Also, and quite unfortunately, Havolat has terrible breath. Just ghastly. In truth, the humors emitted from the front of the animal are worse than those that issue from its rear. I noticed this about the animal — I could not help it, quite honestly — that first day in the khal’s tent, but, of course, protocol requires that I not register this in his presence (even though many of his warriors were not so decorous and openly pinched their nostrils at the stench, which is crazy because these guys smell dead bodies all the time). Because, again, this is a great, great honor.
That being said, the smell makes riding Havolat quite difficult at times, depending on which direction the winds are blowing. Of late, I have taken to breathing through a Myrish scarf that I press over my mouth and nose and in which I have wrapped a large number of orange peels. This softens the general aroma. Somewhat. Unless a direct blast of the animal’s exhalation wafts up to me, in which case, the foulness of its fetid maw has not had a chance to disperse into the air and is simply too powerful to be withstood. I have lost count of how many times I have become sick, evacuating the contents of my stomach upon the beast’s neck as the khal’s warriors point and jape in their guttural speech. Even now, in the deepening gloom of twilight, I can see a few dried flecks of vomitus on the beast’s grayed, decaying mane, crusted upon his mottled, wormy skin, and suddenly the scent of horse meat grilling from numerous the cookfi—
Nightime, in my tent.
I became ill once again, unfortunately. The Dothraki, of course, find this quite hilarious, and whenever they see me approach, they grab their washboard bellies (incredibly ripped, these horse warriors are; amazing core strength) in mock agony, and, after feigning shudders of nausea, double over while making vomiting noises. Sometimes, one warrior will do the play-act vomiting while another warrior spills water out of a carrying bladder behind him and, if the angle is just right, it really does look like the first guy is throwing up. It is as if I am one of them — their little brother.
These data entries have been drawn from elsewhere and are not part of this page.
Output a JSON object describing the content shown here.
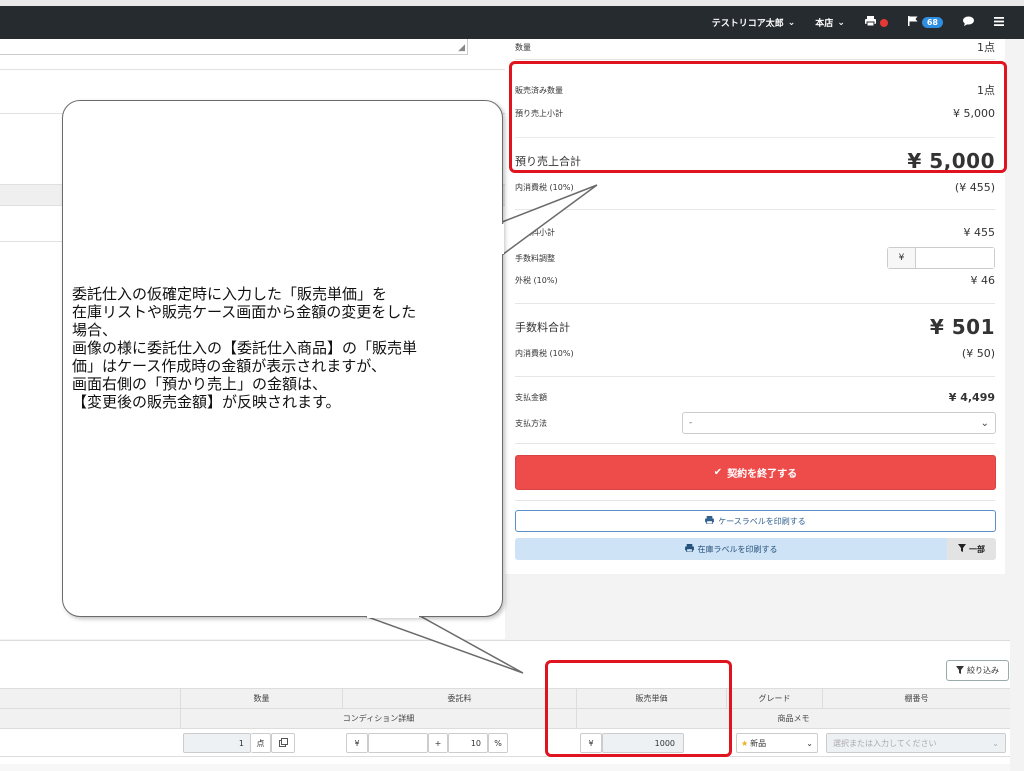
{
  "navbar": {
    "user": "テストリコア太郎",
    "store": "本店",
    "badge_count": "68"
  },
  "summary": {
    "qty_label": "数量",
    "qty_value": "1点",
    "sold_qty_label": "販売済み数量",
    "sold_qty_value": "1点",
    "deposit_subtotal_label": "預り売上小計",
    "deposit_subtotal_value": "¥ 5,000",
    "deposit_total_label": "預り売上合計",
    "deposit_total_value": "¥ 5,000",
    "tax_incl_label_1": "内消費税 (10%)",
    "tax_incl_value_1": "(¥ 455)",
    "fee_subtotal_label": "手数料小計",
    "fee_subtotal_value": "¥ 455",
    "fee_adjust_label": "手数料調整",
    "fee_adjust_prefix": "¥",
    "ext_tax_label": "外税 (10%)",
    "ext_tax_value": "¥ 46",
    "fee_total_label": "手数料合計",
    "fee_total_value": "¥ 501",
    "tax_incl_label_2": "内消費税 (10%)",
    "tax_incl_value_2": "(¥ 50)",
    "payment_amount_label": "支払金額",
    "payment_amount_value": "¥ 4,499",
    "payment_method_label": "支払方法",
    "payment_method_value": "-"
  },
  "buttons": {
    "finish_contract": "契約を終了する",
    "print_case_label": "ケースラベルを印刷する",
    "print_stock_label": "在庫ラベルを印刷する",
    "part": "一部",
    "filter": "絞り込み"
  },
  "table": {
    "headers": [
      "数量",
      "委託料",
      "販売単価",
      "グレード",
      "棚番号"
    ],
    "subheaders": [
      "コンディション詳細",
      "商品メモ"
    ],
    "row": {
      "qty": "1",
      "qty_unit": "点",
      "fee_prefix": "¥",
      "plus": "+",
      "rate": "10",
      "percent": "%",
      "price_prefix": "¥",
      "price": "1000",
      "grade": "新品",
      "shelf_placeholder": "選択または入力してください"
    }
  },
  "callout": {
    "text": "委託仕入の仮確定時に入力した「販売単価」を\n在庫リストや販売ケース画面から金額の変更をした\n場合、\n画像の様に委託仕入の【委託仕入商品】の「販売単\n価」はケース作成時の金額が表示されますが、\n画面右側の「預かり売上」の金額は、\n【変更後の販売金額】が反映されます。"
  },
  "colors": {
    "navbar": "#262b2f",
    "highlight": "#e0141e",
    "finish_button": "#ee4b4b",
    "badge": "#2f8ee0"
  }
}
Each evening, I have been learning the Dothraki language from a teacher and translator, provided to me by the khal, by the name of Rago. It has been slow-going, but I feel myself making progress. I am already adept at introducing myself to the natives here using the phrase Anhi jin ma athzhikhar,4 which means, I am told, “Greetings, fine warrior. I am an honored ambassador from Pentos, living and learning among your kind, and under the personal protection of the great khal. I look forward to becoming the bridge that forever links our two peoples in peace and prosperity.”
“I am female goat who is ill.”
I marveled to Rago that the Dothraki language was capable of expressing so much with such an economy of words. He assured me that this was the case. Whenever we have our lessons, warriors crowd around to watch. Sometimes, they will ask Rago to have me repeat some Dothraki word or phrase that I do not yet recognize, and, having repeated what Rago asks, the warriors will erupt in laughter and merriment. Then they turn to each other in amazement at the words that I have just said, some of them crying, such is their enjoyment. When I ask Rago what I just said, he tells me not to worry about it, it’s a very complicated concept, and, anyway, the warriors just want to check my pronunciation. What a wonderful people!
I am learning much about these supposedly savage brutes. There is a genuine warmth and kindness to them, once you get past the wanton rapine and pillaging of cities and villages large and small and the mass enslavements and the desolation that remains in their wake.
But now I must sleep. I have thrown open the flap of my tent so the sea of stars might shine in. The wailing of the Lhazareen has abated and I can hear Havolat, grazing gently nearby. The susurrus of the wind through the tall grass is soothing. I wrap the fresh orange peels in the scarf and tie the scarf around my face and take my rest.